There are four methods of acquiring data: collecting new data; converting/transforming legacy data; sharing/exchanging data; and purchasing data. This includes automated collection (e.g., of sensor-derived data), the manual recording of empirical observations, and obtaining existing data from other sources.
There are a number of consideration when acquiring data . Once the data are collected or received, the data must be reviewed to assure that the data meet standards and can be certified as acceptable for their intended use by USGS.
- Project Needs: The first thing to always consider is the need – why are these data required? What will be done with them?
- Project Rules: A business rule identifies the constraints under which the business operates. For instance, where applicable, all geospatial data must have Federal Geographic Data Committee (FGDC) compliant metadata. These rules will affect your data acquisition decisions.
- Data Standards: Any Government, USGS, or industry standards that apply will need consideration.
- Accuracy Requirements: Among the most familiar accuracy requirements is the locational accuracy for spatial data; but there are other accuracy requirements that you may need to consider as well.

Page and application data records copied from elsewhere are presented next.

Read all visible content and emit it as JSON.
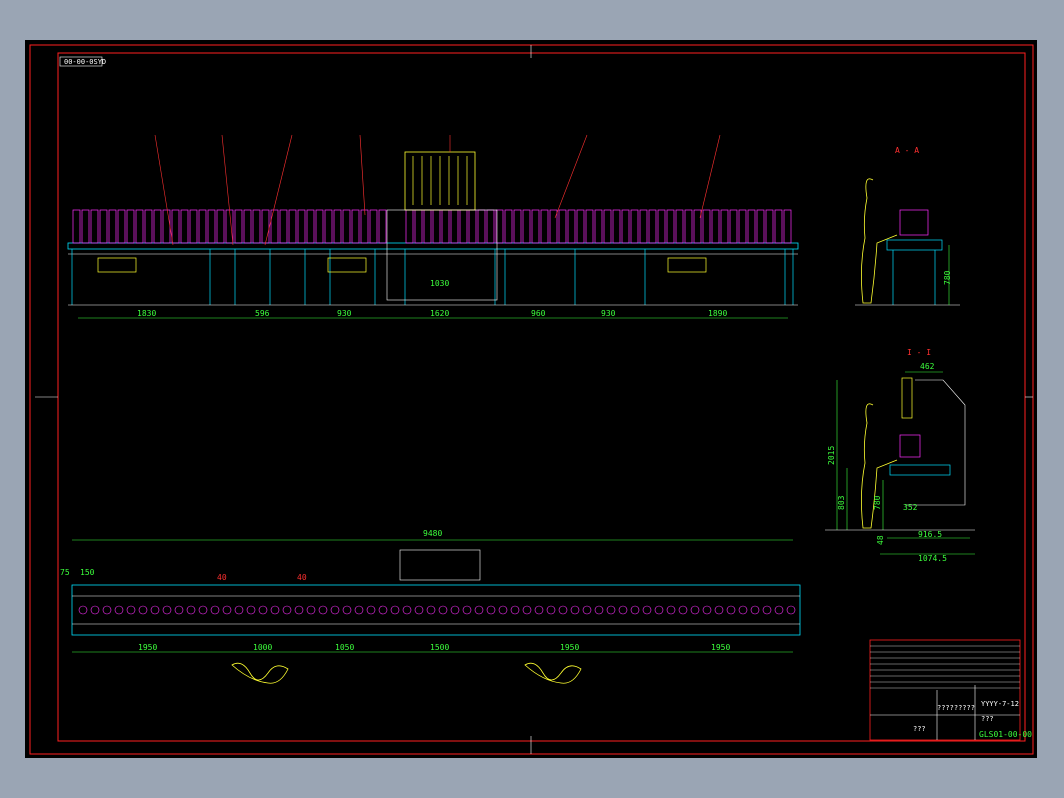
{
  "drawing": {
    "tag_top_left": "00-00-0SYD",
    "section_a_label": "A - A",
    "section_b_label": "I - I",
    "title_block": {
      "date": "YYYY-7-12",
      "field_q": "???",
      "field_q2": "?????????",
      "field_q3": "???",
      "drawing_no": "GLS01-00-00"
    }
  },
  "dims_top": [
    "1830",
    "596",
    "930",
    "1030",
    "1620",
    "960",
    "930",
    "1890"
  ],
  "dims_bottom": [
    "75",
    "150",
    "40",
    "40",
    "9480",
    "1950",
    "1000",
    "1050",
    "1500",
    "1950",
    "1950"
  ],
  "dims_side_a": [
    "780"
  ],
  "dims_side_b": [
    "462",
    "2015",
    "803",
    "780",
    "352",
    "48",
    "916.5",
    "1074.5"
  ],
  "colors": {
    "frame": "#ff2020",
    "line": "#ffffff",
    "dim": "#3cff3c",
    "cyan": "#00e0ff",
    "magenta": "#ff30ff",
    "yellow": "#ffff30"
  }
}
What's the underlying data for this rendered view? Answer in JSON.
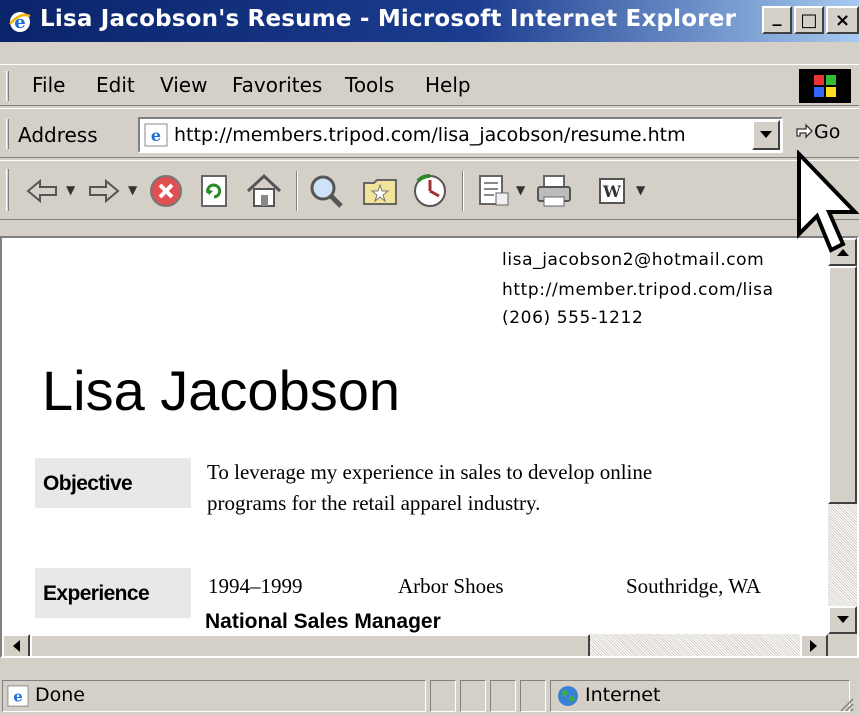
{
  "window": {
    "title": "Lisa Jacobson's Resume - Microsoft Internet Explorer",
    "controls": {
      "minimize": "_",
      "maximize": "□",
      "close": "×"
    }
  },
  "menu": {
    "items": [
      "File",
      "Edit",
      "View",
      "Favorites",
      "Tools",
      "Help"
    ]
  },
  "address": {
    "label": "Address",
    "url": "http://members.tripod.com/lisa_jacobson/resume.htm",
    "go_label": "Go"
  },
  "toolbar": {
    "buttons": [
      "back-icon",
      "forward-icon",
      "stop-icon",
      "refresh-icon",
      "home-icon",
      "search-icon",
      "favorites-icon",
      "history-icon",
      "mail-icon",
      "print-icon",
      "edit-icon"
    ]
  },
  "page": {
    "contact": {
      "email": "lisa_jacobson2@hotmail.com",
      "website": "http://member.tripod.com/lisa",
      "phone": "(206) 555-1212"
    },
    "name": "Lisa Jacobson",
    "objective": {
      "label": "Objective",
      "line1": "To leverage my experience in sales to develop online",
      "line2": "programs for the  retail apparel industry."
    },
    "experience": {
      "label": "Experience",
      "years": "1994–1999",
      "company": "Arbor Shoes",
      "location": "Southridge, WA",
      "title": "National Sales Manager"
    }
  },
  "status": {
    "text": "Done",
    "zone": "Internet"
  },
  "colors": {
    "titlebar_start": "#0a246a",
    "titlebar_end": "#a6caf0",
    "chrome": "#d4d0c8",
    "section_bg": "#e8e8e8"
  }
}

- Cost: Cost is always a consideration. Sometimes it’s cheaper to buy than to collect.
- Currency of Data: For many types of work, the data need to be fairly current. For others, data may need to cover a specified time period. For others, data need to be in a specific season. If you are trying to determine vegetation coverage, for example, you may want photographs from the summer, when vegetation is at the highest. If you are trying to look for land forms, you may want winter photos.
- Time Constraints: You should determine how soon you need the data.
- Format: Do you need the data as spatial data, photos, flat files, Excel files, XML files? This may not apply, but you need to determine that for each project.